I’ve been asking how the Fed should respond in a hard landing in recent posts and the first part of my answer to what the Fed should do in a hard landing is here. In his most recent column, Paul Krugman asks the same question:
In the 1970's soaring prices of oil and other commodities led to stagflation - a combination of high inflation and high unemployment, which left no good policy options. If the Fed cut interest rates to create jobs, it risked causing an inflationary spiral; if it raised interest rates to bring inflation down, it would further increase unemployment.
Can it happen again?...
…We shouldn't overstate the case: we're not back to the economic misery of the 1970's. But the fact that we're already experiencing mild stagflation means that there will be no good options if something else goes wrong...
Thus, in a hard landing, Krugman says “there will be no good options.” But the Fed will need to do something. What should the Fed do in a hard landing? Raise rates? Lower rates? I believe a recession will put the brakes on inflation, and if underlying real factors are the cause of inflation, aggregate demand policy isn't an effective tool for overcoming such shocks. Thus, I would lower rates in response to a slowdown if that were possible. But that is predicated upon the output slowdown counterbalancing inflationary pressure from other sources, and the possibility of lowering interest rates enough to stimulate the economy.
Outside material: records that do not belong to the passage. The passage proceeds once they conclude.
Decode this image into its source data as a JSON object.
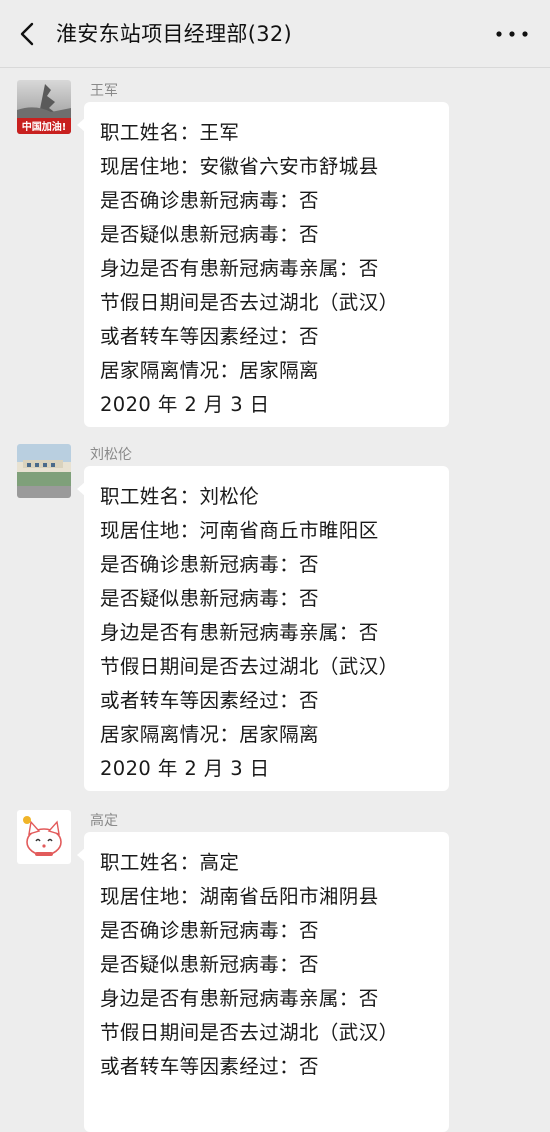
{
  "header": {
    "title": "淮安东站项目经理部(32)",
    "back_icon": "chevron-left-icon",
    "more_icon": "more-dots-icon"
  },
  "messages": [
    {
      "sender": "王军",
      "avatar_text": "中国加油!",
      "lines": [
        "职工姓名：王军",
        "现居住地：安徽省六安市舒城县",
        "是否确诊患新冠病毒：否",
        "是否疑似患新冠病毒：否",
        "身边是否有患新冠病毒亲属：否",
        "节假日期间是否去过湖北（武汉）",
        "或者转车等因素经过：否",
        "居家隔离情况：居家隔离",
        "2020 年 2 月 3 日"
      ]
    },
    {
      "sender": "刘松伦",
      "lines": [
        "职工姓名：刘松伦",
        "现居住地：河南省商丘市睢阳区",
        "是否确诊患新冠病毒：否",
        "是否疑似患新冠病毒：否",
        "身边是否有患新冠病毒亲属：否",
        "节假日期间是否去过湖北（武汉）",
        "或者转车等因素经过：否",
        "居家隔离情况：居家隔离",
        "2020 年 2 月 3 日"
      ]
    },
    {
      "sender": "高定",
      "lines": [
        "职工姓名：高定",
        "现居住地：湖南省岳阳市湘阴县",
        "是否确诊患新冠病毒：否",
        "是否疑似患新冠病毒：否",
        "身边是否有患新冠病毒亲属：否",
        "节假日期间是否去过湖北（武汉）",
        "或者转车等因素经过：否"
      ]
    }
  ]
}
All of these questions would be much easier if both monetary and fiscal policy hadn’t already been used to such an extent. With deficits as high as they are, using fiscal policy to stimulate the economy is politically and economically infeasible. With interest rates this low it’s hard to get much stimulation from driving them even lower. They can't go much lower in any case, though interest rates could be raised if the Fed decides to tighten in response to a stagflationary episode. Thus, because the usual tools for stimulating the economy are largely unavailable, the result of recent monetary and fiscal policy is increased vulnerability to negative output shocks and a stagflationary episode.
I posted a similar comment at Angry Bear on 4/22 and at macroblog on
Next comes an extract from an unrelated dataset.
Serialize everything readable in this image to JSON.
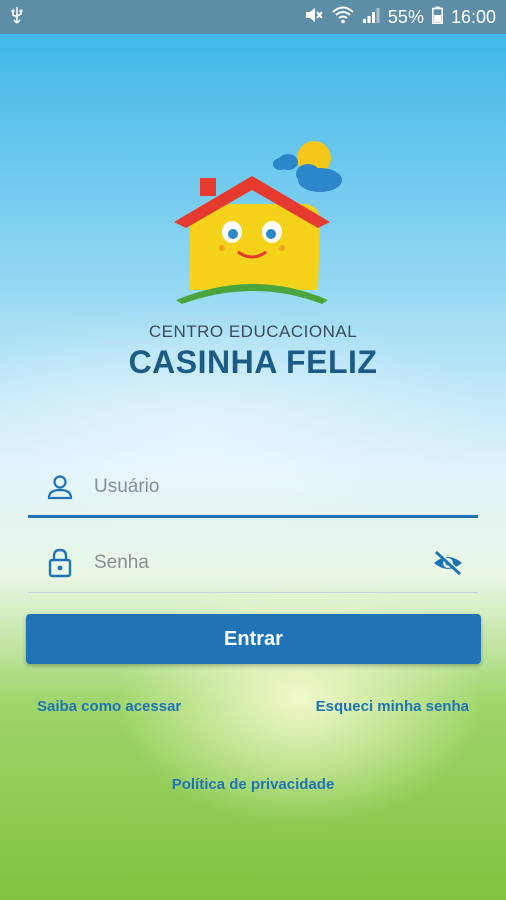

4/21 so I thought I'd add it here as well. Holding down interest rates
while maintaining the inflationary expectations anchor is a difficult
task that must be performed by the Fed in a landing where output falls
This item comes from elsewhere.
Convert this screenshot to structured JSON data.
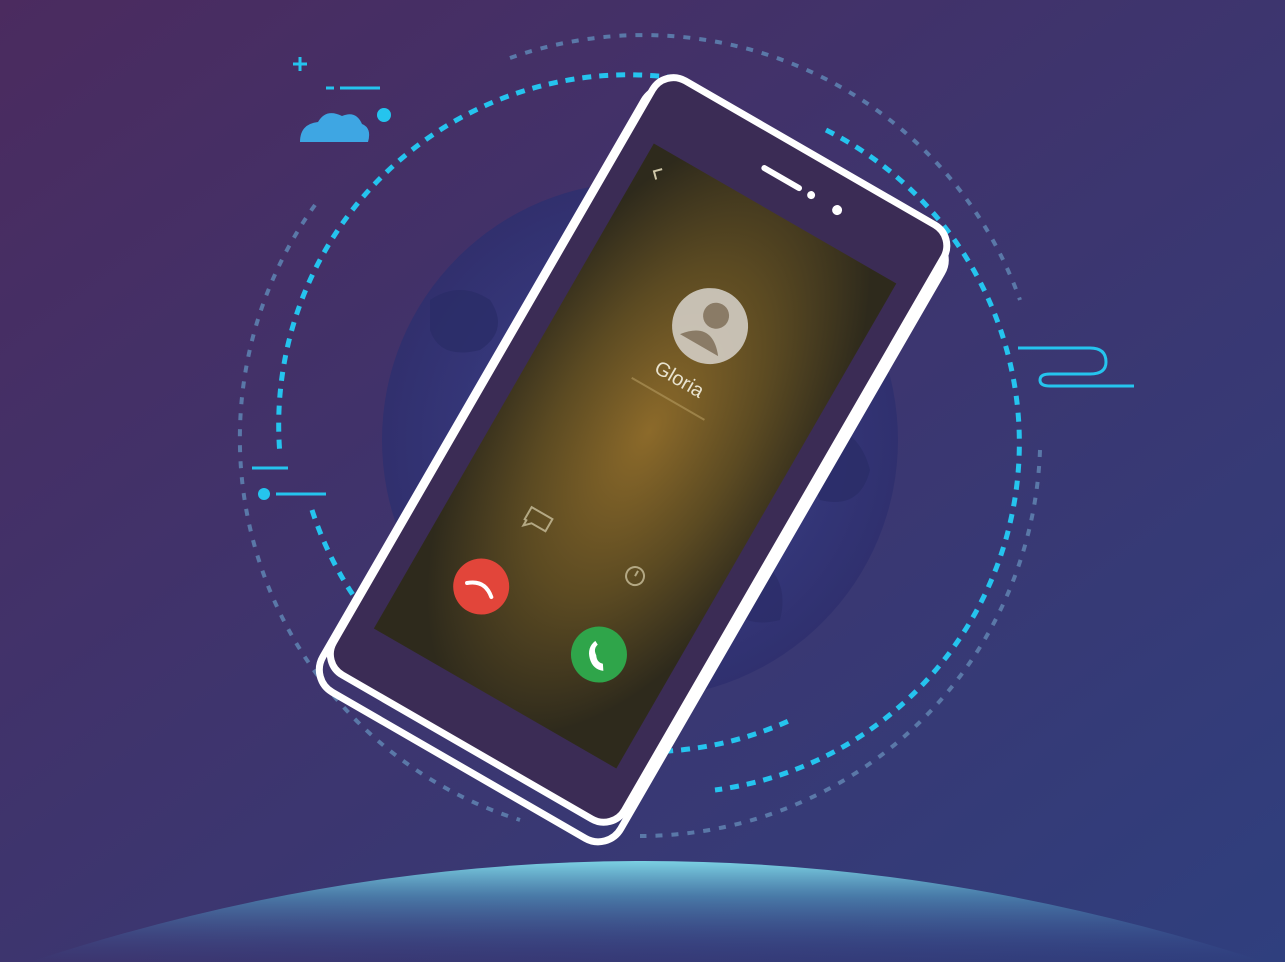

Making this task difficult is that the target rate of output changes when there are real shocks to the economy such as an increase in real oil prices. If the Fed mistakenly shoots at too high of a target due to a failure to completely account for the fall in the natural rate of output then it becomes even more likely that they will inadvertently generate inflation and lose the expectations anchor. As David Altig has reminded us, that was a problem for the Fed in the 1970's and hopefully they have learned some important lessons from that episode. My perception is that they have, at least that's my reading from what I've seen from the statements and speeches put out by the various regional bank presidents. But the task is a hard one, on that I think we all agree.]